After interfacing the TMP102 temperature sensor recently with the Bus Pirate, the next step on my agenda was to integrate this with the Web Platform along with a HH10D humidity sensor. Unfortunately I realised a bit late (entirely my fault rushing an order) that although the HH10D was an I2C sensor, the humidity was actually read through a frequency output pin; the I2C EEPROM was only for calibration data. Bus Pirate to the rescue once again!
This, like the TMP102 is an 3.3V sensor and needs pullup resistors on the I2C bus to read the EEPROM. I
wasted spent a number of hours with this getting nothing but garbage data with the first sensor I tried (the calibration values were completely wrong), on the second try with a backup sensor I had much better luck, getting good results almost immediately.
We’ll be doing a similar setup to the TMP102: using I2C and turning on the power supplies but in this case the AUX pin should be set to HIGH-Z for input/reading.
HiZ> m 1. HiZ 2. 1-WIRE 3. UART 4. I2C 5. SPI 6. 2WIRE 7. 3WIRE 8. KEYB 9. LCD x. exit(without change) (1)> 4 Set speed: 1. ~5KHz 2. ~50KHz 3. ~100KHz 4. ~400KHz (1)> 3 Ready I2C> c a/A/@ controls AUX pin I2C> @ AUX INPUT/HI-Z, READ: 0 I2C> W Power supplies ON I2C> (1) Searching I2C address space. Found devices at: 0xA2(0x51 W) 0xA3(0x51 R)
Good. Now if you take a look at the datasheet for the M24C02 EEPROM to do a random address read you’ll need to send a start bit, device select (read only; R/W set to 0), address, then another start bit, device select again (but with R/W set to 1), then read commands. The HH10D datasheet mentions there are 2 calibration factors we need to read: sensitivity and offset and each are 2 byte integers, making a total of 4 bytes. These start at address EEPROM address 10. Using the BP, we do the following:

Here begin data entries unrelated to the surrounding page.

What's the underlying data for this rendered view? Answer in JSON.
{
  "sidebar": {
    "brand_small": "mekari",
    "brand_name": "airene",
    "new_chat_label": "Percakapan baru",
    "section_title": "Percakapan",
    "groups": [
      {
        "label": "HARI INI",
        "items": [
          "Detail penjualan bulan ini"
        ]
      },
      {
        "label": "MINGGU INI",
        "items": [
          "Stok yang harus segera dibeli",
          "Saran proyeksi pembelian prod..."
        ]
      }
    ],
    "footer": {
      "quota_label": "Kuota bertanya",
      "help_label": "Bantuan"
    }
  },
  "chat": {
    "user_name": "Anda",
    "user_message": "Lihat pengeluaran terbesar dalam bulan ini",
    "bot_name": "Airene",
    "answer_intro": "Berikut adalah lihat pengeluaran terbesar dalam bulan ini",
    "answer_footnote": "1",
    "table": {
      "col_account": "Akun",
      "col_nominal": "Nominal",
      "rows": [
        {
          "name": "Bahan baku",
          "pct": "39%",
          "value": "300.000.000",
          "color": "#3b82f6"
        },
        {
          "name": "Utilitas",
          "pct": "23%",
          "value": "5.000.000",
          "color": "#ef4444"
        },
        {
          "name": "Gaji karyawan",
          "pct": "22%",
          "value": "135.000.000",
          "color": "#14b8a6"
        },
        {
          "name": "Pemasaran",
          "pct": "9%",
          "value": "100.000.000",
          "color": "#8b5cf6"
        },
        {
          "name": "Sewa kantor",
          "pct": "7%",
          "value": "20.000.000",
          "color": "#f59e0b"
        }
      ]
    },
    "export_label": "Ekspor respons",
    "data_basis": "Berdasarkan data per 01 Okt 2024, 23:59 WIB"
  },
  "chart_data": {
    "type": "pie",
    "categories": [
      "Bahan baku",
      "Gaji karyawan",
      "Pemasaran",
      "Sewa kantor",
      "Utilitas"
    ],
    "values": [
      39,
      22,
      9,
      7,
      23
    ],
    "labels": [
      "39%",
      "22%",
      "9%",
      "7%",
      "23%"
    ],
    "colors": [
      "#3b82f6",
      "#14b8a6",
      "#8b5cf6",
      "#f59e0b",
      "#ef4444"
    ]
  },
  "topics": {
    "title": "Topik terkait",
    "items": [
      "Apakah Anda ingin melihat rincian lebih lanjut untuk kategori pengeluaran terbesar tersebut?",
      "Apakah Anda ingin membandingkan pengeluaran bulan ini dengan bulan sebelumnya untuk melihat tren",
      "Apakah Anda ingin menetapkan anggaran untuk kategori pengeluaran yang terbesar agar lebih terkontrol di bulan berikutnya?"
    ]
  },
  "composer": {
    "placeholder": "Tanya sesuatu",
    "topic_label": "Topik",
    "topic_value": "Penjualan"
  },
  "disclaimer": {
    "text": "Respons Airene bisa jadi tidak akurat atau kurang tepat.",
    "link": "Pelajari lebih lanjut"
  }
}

I2C> [0xa2 0x0a [0xa3 r:4 I2C START BIT WRITE: 0xA2 ACK WRITE: 0x0A ACK I2C START BIT WRITE: 0xA3 ACK READ: 0x01 ACK 0x8B ACK 0x1E ACK 0x32 I2C>
This is in big-endian format so the sensitivity value (at address 0×10) reads 0x018B and the offset is 0x1E32. We’ll also do a frequency read, the first as baseline with my AC running nearby and the second breathing on the sensor:
I2C> f AUX Frequency: autorange 7,169 Hz I2C> f AUX Frequency: autorange 6,790 Hz
The formula in the datasheet states the RH = (offset-freq) * sensitivity/4096. Plugging these in we get 54% and 90.6% RH which seems to match the other humidity sensor in my room. Success!
Next step was getting this working on my Web Platform. I have some very bare-bones code working with the TMP102 already, just need to work on the HH10D a bit more and I’ll post my example up here.